(Input data Opens)

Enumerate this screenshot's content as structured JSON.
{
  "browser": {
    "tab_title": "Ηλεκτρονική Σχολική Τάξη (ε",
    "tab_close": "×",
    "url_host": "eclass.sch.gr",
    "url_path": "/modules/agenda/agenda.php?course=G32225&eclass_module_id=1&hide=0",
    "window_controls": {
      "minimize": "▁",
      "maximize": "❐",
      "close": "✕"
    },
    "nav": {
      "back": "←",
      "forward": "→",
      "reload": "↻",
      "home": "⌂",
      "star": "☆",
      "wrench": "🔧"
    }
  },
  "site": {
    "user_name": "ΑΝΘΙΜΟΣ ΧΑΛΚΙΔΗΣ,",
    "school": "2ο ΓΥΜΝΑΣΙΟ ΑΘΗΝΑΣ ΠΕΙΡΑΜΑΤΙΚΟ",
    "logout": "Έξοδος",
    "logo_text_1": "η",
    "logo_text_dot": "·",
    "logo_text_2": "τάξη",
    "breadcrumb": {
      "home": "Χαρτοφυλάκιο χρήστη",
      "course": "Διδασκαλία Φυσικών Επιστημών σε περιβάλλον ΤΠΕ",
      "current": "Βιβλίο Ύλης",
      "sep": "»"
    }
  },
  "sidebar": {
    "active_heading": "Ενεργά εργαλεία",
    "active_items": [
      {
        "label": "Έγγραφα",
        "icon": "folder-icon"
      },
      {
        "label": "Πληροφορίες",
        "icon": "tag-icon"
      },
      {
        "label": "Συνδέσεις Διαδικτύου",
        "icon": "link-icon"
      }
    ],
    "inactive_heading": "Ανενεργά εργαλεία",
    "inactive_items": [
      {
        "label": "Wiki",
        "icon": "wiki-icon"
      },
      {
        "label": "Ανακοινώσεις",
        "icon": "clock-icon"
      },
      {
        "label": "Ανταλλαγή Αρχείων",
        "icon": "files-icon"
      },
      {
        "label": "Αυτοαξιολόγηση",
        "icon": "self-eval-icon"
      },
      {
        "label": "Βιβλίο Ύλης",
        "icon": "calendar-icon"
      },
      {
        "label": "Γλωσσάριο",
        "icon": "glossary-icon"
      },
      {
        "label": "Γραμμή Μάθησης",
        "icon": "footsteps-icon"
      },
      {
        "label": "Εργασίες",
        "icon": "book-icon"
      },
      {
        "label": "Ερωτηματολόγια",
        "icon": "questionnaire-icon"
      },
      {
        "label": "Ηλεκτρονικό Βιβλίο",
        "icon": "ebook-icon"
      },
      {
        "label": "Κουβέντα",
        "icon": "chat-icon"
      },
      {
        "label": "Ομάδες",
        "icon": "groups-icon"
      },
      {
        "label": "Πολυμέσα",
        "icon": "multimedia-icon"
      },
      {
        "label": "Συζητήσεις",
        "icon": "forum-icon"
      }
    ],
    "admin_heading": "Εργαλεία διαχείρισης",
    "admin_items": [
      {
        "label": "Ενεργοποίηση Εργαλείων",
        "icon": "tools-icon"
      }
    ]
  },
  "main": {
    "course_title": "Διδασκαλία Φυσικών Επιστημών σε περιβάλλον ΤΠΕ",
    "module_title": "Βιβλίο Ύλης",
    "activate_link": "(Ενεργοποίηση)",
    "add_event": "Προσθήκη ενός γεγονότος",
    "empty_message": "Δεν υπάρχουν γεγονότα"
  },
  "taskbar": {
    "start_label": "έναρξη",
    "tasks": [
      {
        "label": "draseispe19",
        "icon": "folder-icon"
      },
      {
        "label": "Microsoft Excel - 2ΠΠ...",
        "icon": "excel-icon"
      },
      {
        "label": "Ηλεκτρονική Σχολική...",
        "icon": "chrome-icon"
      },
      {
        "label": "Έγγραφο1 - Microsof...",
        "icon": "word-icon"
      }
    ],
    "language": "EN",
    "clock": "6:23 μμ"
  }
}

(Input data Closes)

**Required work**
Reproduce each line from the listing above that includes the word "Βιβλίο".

**Output of the exercise**
      "current": "Βιβλίο Ύλης",
        "label": "Βιβλίο Ύλης",
        "label": "Ηλεκτρονικό Βιβλίο",
    "module_title": "Βιβλίο Ύλης",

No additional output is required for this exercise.